#6

“Freedom is the power to act or not to act, and so to perform deliberate acts of one’s own. Freedom attains perfection in its acts when directed toward God, the sovereign Good” (CCC 1745). Freedom is in one sense the ability to choose to do what we want to do, but because choosing against God is a choice against the good, “by deviating from the moral law man violates his own freedom” (CCC 1740). Choosing God helps us increase our ability to choose what we want to do, because “progress in virtue, knowledge of the good, and ascesis enhance the mastery of the will over its acts” (CCC 1734). So freedom in a broad sense is the ability to choose what we want, but choices against the good lead to slavery, and so even if they may be the result of free will, they are an abuse of the gift of freedom. True freedom is the freedom to do good, because doing good makes us the masters of ourselves. In this life, however, this gift of true freedom, like all gifts, can be abused by choosing not to do good, and the choice to abuse it is a free choice because it is chosen by the will.

An analogy may help here, especially because we are not used to thinking of freedom this way (at least in our society). In the sense that freedom means we are allowed to do whatever we choose, an alcoholic would be more free if he had more choices of alcoholic drinks to choose from. It is clear, though, that the alcoholic is only really free when he becomes free from his addiction to alcohol. Having more choices of which alcohol to drink may make him feel freer, but it is really an abuse of his freedom because his will is unable to master his acts.


#7

“Freedom is the power to act or not to act, and so to perform deliberate acts of one’s own. Freedom attains perfection in its acts when directed toward God, the sovereign Good” (CCC 1745). Freedom is in one sense the ability to choose to do what we want to do, but because choosing against God is a choice against the good, “by deviating from the moral law man violates his own freedom” (CCC 1740). Choosing God helps us increase our ability to choose what we want to do, because “progress in virtue, knowledge of the good, and ascesis enhance the mastery of the will over its acts” (CCC 1734). So freedom in a broad sense is the ability to choose what we want, but choices against the good lead to slavery, and so even if they may be the result of free will, they are an abuse of the gift of freedom. True freedom is the freedom to do good, because doing good makes us the masters of ourselves. In this life, however, this gift of true freedom, like all gifts, can be abused by choosing not to do good, and the choice to abuse it is a free choice because it is chosen by the will.

An analogy may help here, especially because we are not used to thinking of freedom this way (at least in our society). In the sense that freedom means we are allowed to do whatever we choose, an alcoholic would be more free if he had more choices of alcoholic drinks to choose from. It is clear, though, that the alcoholic is only really free when he becomes free from his addiction to alcohol. Having more choices of which alcohol to drink may make him feel freer, but it is really an abuse of his freedom because his will is unable to master his acts.

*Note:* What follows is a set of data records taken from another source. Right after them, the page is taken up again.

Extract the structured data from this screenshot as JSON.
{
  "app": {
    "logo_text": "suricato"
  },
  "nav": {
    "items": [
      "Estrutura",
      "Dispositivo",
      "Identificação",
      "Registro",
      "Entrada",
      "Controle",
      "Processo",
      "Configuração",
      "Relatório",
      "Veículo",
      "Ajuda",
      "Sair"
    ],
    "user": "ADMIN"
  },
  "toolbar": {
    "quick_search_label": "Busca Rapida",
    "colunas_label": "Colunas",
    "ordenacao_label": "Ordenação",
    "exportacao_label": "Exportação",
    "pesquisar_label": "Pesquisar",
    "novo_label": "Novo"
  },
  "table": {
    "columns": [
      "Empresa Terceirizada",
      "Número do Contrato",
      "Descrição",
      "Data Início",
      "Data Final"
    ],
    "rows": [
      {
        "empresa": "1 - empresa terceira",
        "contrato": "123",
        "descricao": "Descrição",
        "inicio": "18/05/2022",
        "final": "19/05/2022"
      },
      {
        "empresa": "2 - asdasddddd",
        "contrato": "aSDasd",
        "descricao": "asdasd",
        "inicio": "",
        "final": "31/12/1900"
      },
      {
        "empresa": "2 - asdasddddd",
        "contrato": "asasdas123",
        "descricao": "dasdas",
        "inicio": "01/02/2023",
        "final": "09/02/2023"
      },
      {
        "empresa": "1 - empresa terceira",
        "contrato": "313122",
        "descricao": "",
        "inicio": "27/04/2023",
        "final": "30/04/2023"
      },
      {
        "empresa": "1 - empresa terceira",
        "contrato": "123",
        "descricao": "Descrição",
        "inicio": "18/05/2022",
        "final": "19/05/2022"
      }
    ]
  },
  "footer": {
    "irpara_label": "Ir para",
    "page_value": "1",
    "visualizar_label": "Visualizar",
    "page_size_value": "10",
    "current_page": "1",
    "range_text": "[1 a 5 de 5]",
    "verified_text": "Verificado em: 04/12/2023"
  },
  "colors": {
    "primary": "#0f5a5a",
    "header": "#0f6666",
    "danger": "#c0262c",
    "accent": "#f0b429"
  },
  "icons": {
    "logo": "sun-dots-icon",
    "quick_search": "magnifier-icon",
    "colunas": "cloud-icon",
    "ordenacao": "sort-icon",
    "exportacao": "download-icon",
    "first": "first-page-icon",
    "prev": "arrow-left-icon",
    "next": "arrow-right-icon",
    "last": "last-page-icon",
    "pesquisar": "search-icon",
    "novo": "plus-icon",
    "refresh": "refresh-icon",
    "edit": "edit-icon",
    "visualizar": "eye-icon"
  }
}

#8

Awesome answer, Grace and Glory.


DISCLAIMER: The views and opinions expressed in these forums do not necessarily reflect those of Catholic Answers. For official apologetics resources please visit www.catholic.com.